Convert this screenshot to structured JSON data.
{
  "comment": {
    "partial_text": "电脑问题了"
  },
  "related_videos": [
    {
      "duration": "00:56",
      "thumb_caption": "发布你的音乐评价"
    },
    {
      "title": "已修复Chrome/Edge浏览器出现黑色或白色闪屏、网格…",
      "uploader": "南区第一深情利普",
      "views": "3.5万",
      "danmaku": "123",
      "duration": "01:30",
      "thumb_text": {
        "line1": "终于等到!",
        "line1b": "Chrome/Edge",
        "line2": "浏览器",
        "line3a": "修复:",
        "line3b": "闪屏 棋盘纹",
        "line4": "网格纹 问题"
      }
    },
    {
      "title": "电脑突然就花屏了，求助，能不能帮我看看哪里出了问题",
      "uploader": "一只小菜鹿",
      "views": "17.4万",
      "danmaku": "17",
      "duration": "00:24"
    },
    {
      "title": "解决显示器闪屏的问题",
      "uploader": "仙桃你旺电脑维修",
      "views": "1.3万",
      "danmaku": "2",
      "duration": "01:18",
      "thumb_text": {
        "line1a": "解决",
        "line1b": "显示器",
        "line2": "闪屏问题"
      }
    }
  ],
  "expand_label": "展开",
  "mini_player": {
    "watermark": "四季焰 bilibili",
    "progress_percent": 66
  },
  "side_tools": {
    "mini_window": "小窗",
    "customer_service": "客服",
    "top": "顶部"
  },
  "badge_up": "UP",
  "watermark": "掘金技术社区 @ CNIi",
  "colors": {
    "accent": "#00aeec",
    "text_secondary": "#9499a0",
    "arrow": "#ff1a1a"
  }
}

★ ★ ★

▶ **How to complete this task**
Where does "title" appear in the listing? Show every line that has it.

▶ **Result for this exercise**
      "title": "已修复Chrome/Edge浏览器出现黑色或白色闪屏、网格…",
      "title": "电脑突然就花屏了，求助，能不能帮我看看哪里出了问题",
      "title": "解决显示器闪屏的问题",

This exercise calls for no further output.